What he did not see was a goal. The semifinal ended in a scoreless tie and went to penalties. As the tension increased, both teams missed spot kicks until Gulf Contracting’s Jasper Abbey, a 24-year-old mason from Ghana, scored the winner from the spot, clinching a place in the final.

Fans streamed onto the field and ran to the bench to celebrate the victory, hoisting Abbey and Clayton onto their shoulders and carrying them on a lap of honor amid a riot of music and dancing.

“I am too much happy,” said Abbey, who was out of breath. “Look at the fans — 2,000 of them! I could not let them down.”

Clayton, too, was overwhelmed.

“In all my life in football,” he said, “that is the greatest thing to have happened to me.”

With no letup from the sun, the victorious players and their fans piled into buses for the return trip to their labor camp in Umm Salal, a half-hour north of Doha. It is these camps that have brought the most scrutiny to Qatar’s World Cup preparations. They are vital to the building boom and its preparations for the World Cup — Qatar’s tiny population could never complete the projects on its own — but they remain a land apart from the country they serve.

Security guards at the front gate at Umm Salal prevent unauthorized people from entering and also keep track of those leaving. Signs urging vigilance in health and safety cover nearly every wall. The camps are tidy but isolated from any settlements. It is nearly a mile walk to the nearest shop outside the gates, but any journey by foot in the summer, when temperatures can reach 120 degrees, would be all but impossible.

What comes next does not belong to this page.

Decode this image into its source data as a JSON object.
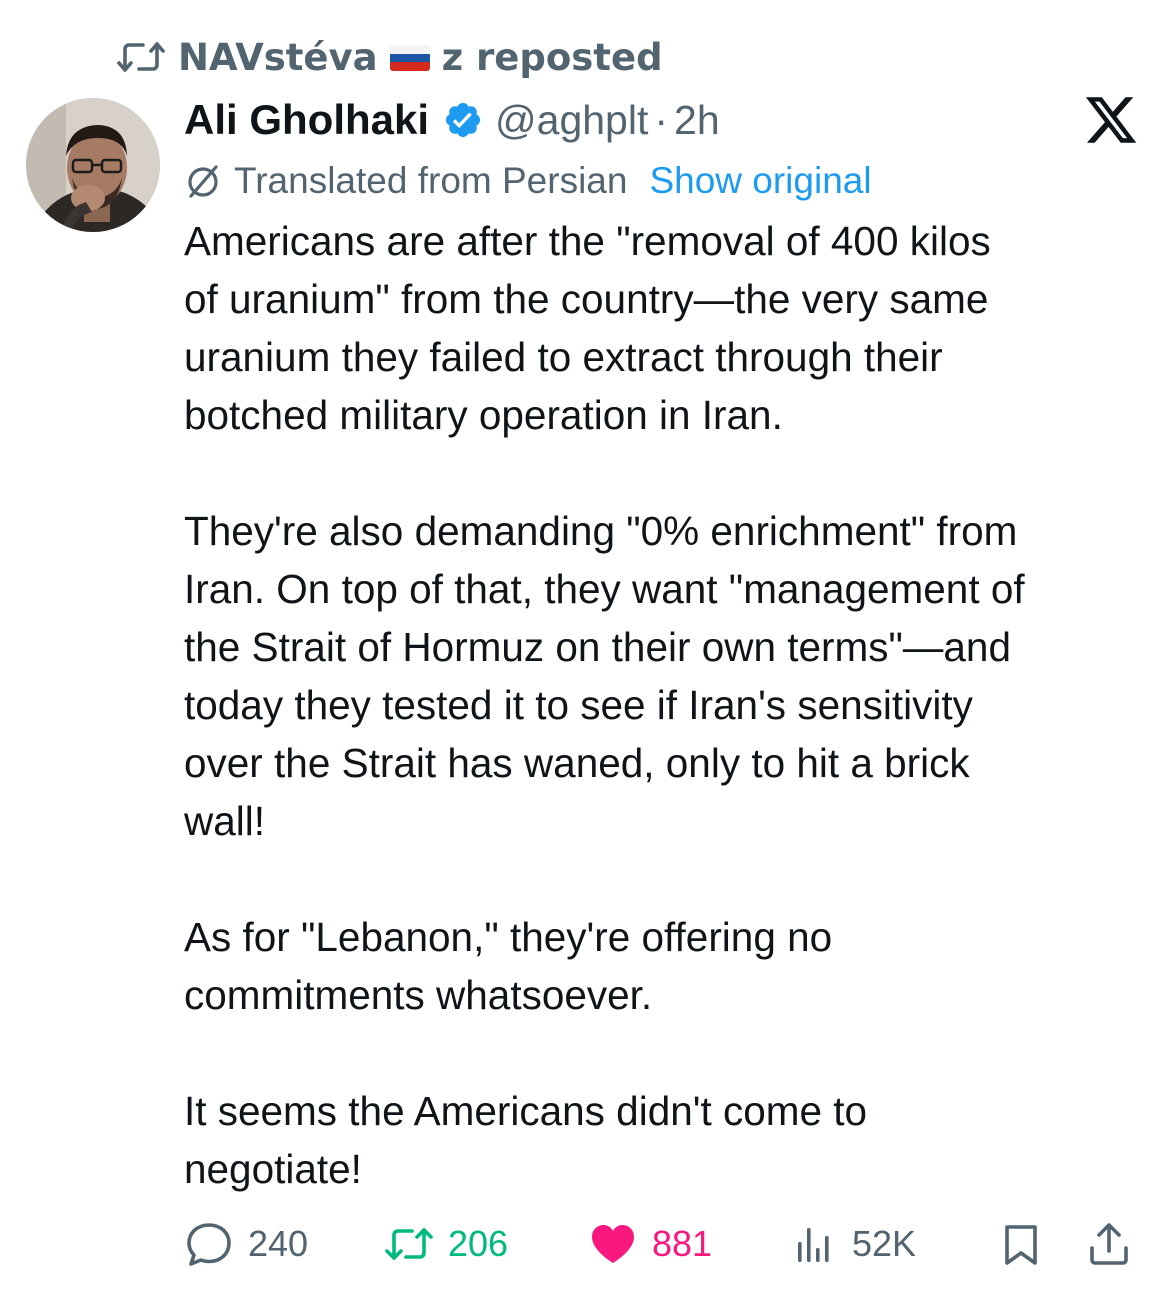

For the next few weeks, though, the summer heat is far away. For the Gulf Contracting team, all roads lead to the final of the Workers Cup against Taleb Group on May 6, and the prizes that a victory on the pristine turf of the Al Ahli Stadium would bring.
The reward for Gulf Contracting’s semifinal victory on Friday was comparatively modest. Buckets of KFC chicken were brought in to a common dining room, and the players devoured it, grateful to have a break from their usual spicy, south Indian menu.

“Every game, we raise our game,” said Abbey, the hero of the penalty shootout. “And we give thanks to the almighty.”

Leave a Reply

Your email address will not be published. Required fields are marked *